Quite aside from their state of the art shipyards, Hyundai Heavy Industries is also notable for its technological innovations.

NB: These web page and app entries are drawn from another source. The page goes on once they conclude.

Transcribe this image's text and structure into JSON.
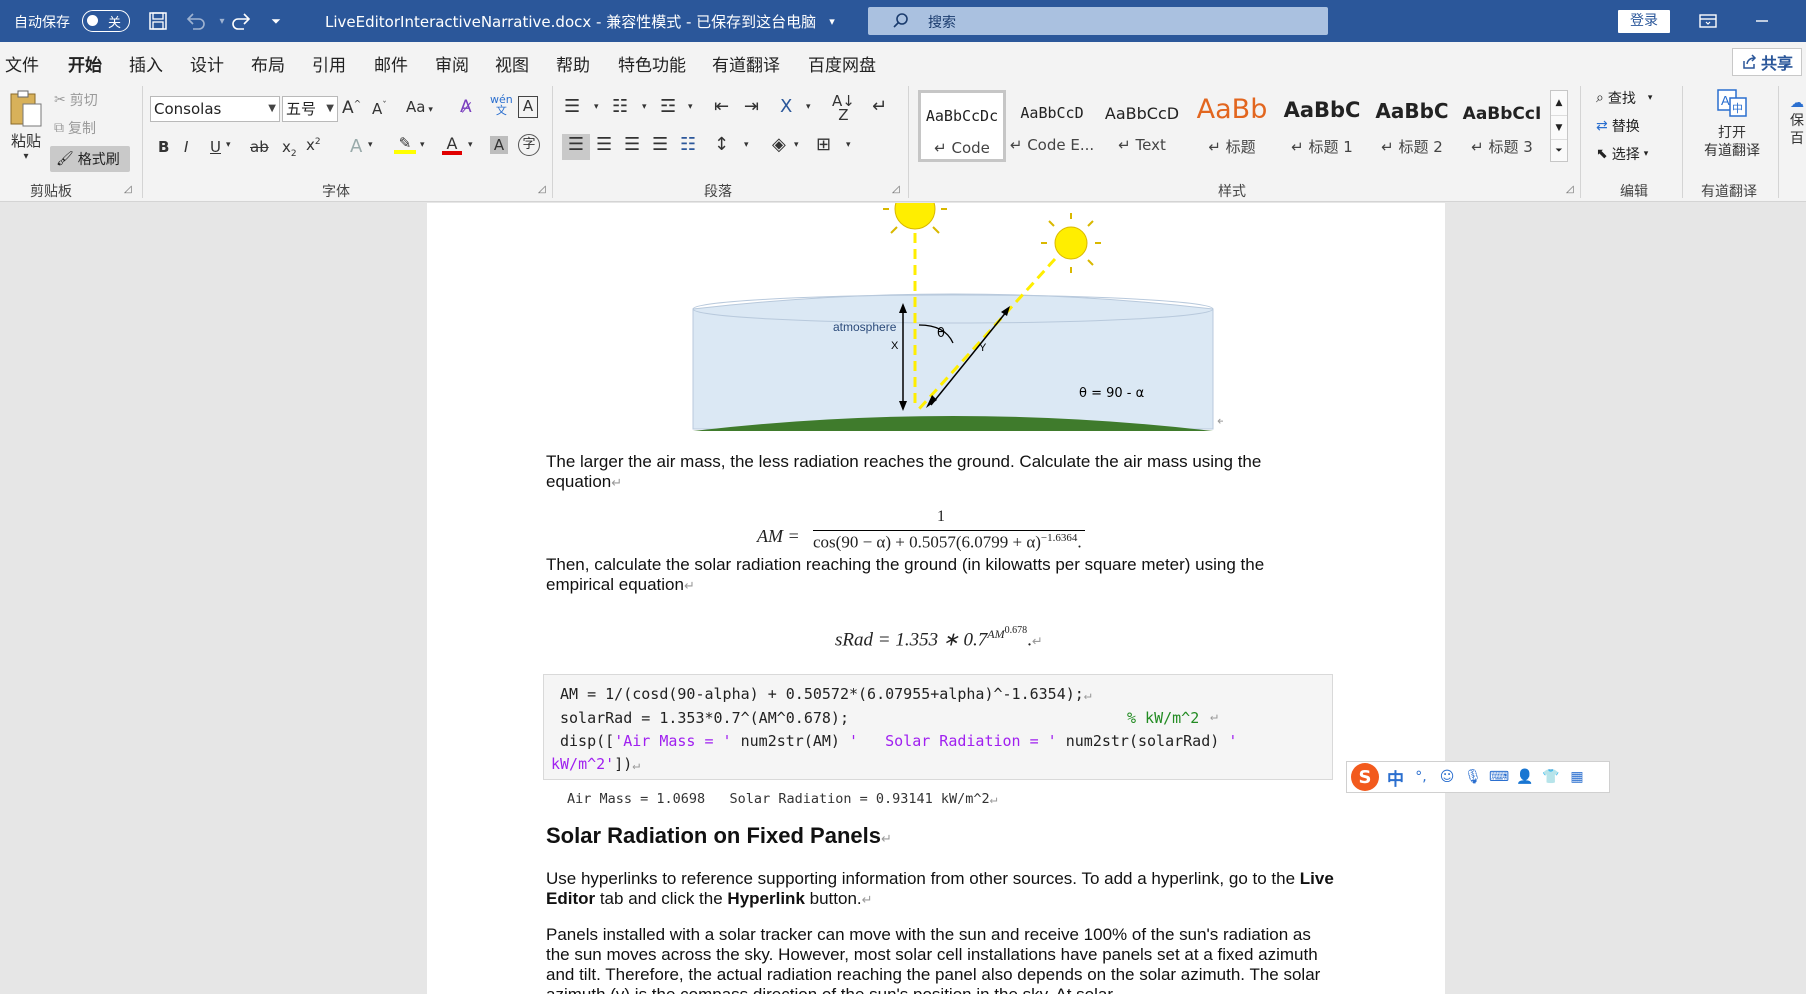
{
  "titlebar": {
    "autosave_label": "自动保存",
    "autosave_state": "关",
    "doc_title": "LiveEditorInteractiveNarrative.docx  -  兼容性模式  -  已保存到这台电脑",
    "search_placeholder": "搜索",
    "login_label": "登录"
  },
  "menu": {
    "tabs": [
      "文件",
      "开始",
      "插入",
      "设计",
      "布局",
      "引用",
      "邮件",
      "审阅",
      "视图",
      "帮助",
      "特色功能",
      "有道翻译",
      "百度网盘"
    ],
    "active_tab": "开始",
    "share_label": "共享"
  },
  "ribbon": {
    "clipboard": {
      "paste": "粘贴",
      "cut": "剪切",
      "copy": "复制",
      "format_painter": "格式刷",
      "group": "剪贴板"
    },
    "font": {
      "family": "Consolas",
      "size": "五号",
      "change_case": "Aa",
      "group": "字体"
    },
    "paragraph": {
      "group": "段落"
    },
    "styles": {
      "group": "样式",
      "items": [
        {
          "sample": "AaBbCcDc",
          "name": "Code"
        },
        {
          "sample": "AaBbCcD",
          "name": "Code E..."
        },
        {
          "sample": "AaBbCcD",
          "name": "Text"
        },
        {
          "sample": "AaBb",
          "name": "标题"
        },
        {
          "sample": "AaBbC",
          "name": "标题 1"
        },
        {
          "sample": "AaBbC",
          "name": "标题 2"
        },
        {
          "sample": "AaBbCcI",
          "name": "标题 3"
        }
      ]
    },
    "editing": {
      "find": "查找",
      "replace": "替换",
      "select": "选择",
      "group": "编辑"
    },
    "youdao": {
      "open": "打开",
      "open2": "有道翻译",
      "group": "有道翻译"
    },
    "extra": {
      "label1": "保",
      "label2": "百"
    }
  },
  "document": {
    "figure": {
      "atmosphere_label": "atmosphere",
      "x_label": "X",
      "y_label": "Y",
      "theta_label": "θ",
      "formula_label": "θ = 90 - α"
    },
    "para1": "The larger the air mass, the less radiation reaches the ground. Calculate the air mass using the equation",
    "eq1": {
      "lhs": "AM =",
      "numerator": "1",
      "denominator": "cos(90 − α) + 0.5057(6.0799 + α)",
      "exponent": "−1.6364",
      "end": "."
    },
    "para2": "Then, calculate the solar radiation reaching the ground (in kilowatts per square meter) using the empirical equation",
    "eq2": {
      "text": "sRad = 1.353 ∗ 0.7",
      "exp_base": "AM",
      "exp_power": "0.678",
      "end": "."
    },
    "code": {
      "line1": "AM = 1/(cosd(90-alpha) + 0.50572*(6.07955+alpha)^-1.6354);",
      "line2_code": "solarRad = 1.353*0.7^(AM^0.678);",
      "line2_comment": "% kW/m^2",
      "line3_a": "disp([",
      "line3_s1": "'Air Mass = '",
      "line3_b": " num2str(AM) ",
      "line3_s2": "'   Solar Radiation = '",
      "line3_c": " num2str(solarRad) ",
      "line3_s3": "'",
      "line4_s": "kW/m^2'",
      "line4_end": "])"
    },
    "output": "Air Mass = 1.0698   Solar Radiation = 0.93141 kW/m^2",
    "heading": "Solar Radiation on Fixed Panels",
    "para3_a": "Use hyperlinks to reference supporting information from other sources. To add a hyperlink, go to the ",
    "para3_b": "Live Editor",
    "para3_c": " tab and click the ",
    "para3_d": "Hyperlink",
    "para3_e": " button.",
    "para4": "Panels installed with a solar tracker can move with the sun and receive 100% of the sun's radiation as the sun moves across the sky.  However, most solar cell installations have panels set at a fixed azimuth and tilt. Therefore, the actual radiation reaching the panel also depends on the solar azimuth. The solar azimuth (γ) is the compass direction of the sun's position in the sky. At solar"
  },
  "ime": {
    "lang": "中",
    "punct": "°,"
  }
}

The five new LNG tankers will incorporate a dual fuel diesel engine system (DFDE) which will permit the tankers to burn either diesel or natural gas, and Hyundai Heavy Industries has developed an innovative independent liquefied natural gas storage tank model, the Lobe-Bundle Tank, which has already received won Approval in Principle from the Japanese classification society Nippon Kaiji Kyokai, with International Maritime Organization certification expected shortly, as the Lobe-Bundle Tank currently meets IMO standards requiring high level of structural analysis and fatigue/fracture analysis for Type B independent LNG storage tanks.

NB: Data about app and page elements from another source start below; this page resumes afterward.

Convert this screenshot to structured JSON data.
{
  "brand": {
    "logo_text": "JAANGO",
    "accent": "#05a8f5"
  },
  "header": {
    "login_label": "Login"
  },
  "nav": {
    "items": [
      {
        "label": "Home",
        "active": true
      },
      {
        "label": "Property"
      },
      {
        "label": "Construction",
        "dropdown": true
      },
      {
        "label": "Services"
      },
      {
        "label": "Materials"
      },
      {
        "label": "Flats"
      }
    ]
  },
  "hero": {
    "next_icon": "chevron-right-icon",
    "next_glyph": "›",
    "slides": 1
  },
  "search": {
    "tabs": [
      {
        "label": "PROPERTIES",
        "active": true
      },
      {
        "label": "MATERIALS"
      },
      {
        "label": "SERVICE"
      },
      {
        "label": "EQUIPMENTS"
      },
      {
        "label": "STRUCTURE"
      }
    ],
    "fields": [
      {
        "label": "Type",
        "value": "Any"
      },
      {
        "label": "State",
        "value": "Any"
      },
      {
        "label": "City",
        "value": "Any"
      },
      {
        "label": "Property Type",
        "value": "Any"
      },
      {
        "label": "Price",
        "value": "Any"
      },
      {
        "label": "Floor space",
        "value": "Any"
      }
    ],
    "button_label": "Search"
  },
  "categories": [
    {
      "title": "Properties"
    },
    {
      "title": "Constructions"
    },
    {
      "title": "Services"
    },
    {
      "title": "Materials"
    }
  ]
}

Given rising global interest in LNG, Hyundai Heavy Industries initial investment in shipyards made four decades ago seems prescient indeed, and the company can doubtless expect many more orders to come, as global demand for the “blue fuel” continues to surge.
By. John C.K. Daly of Oilprice.com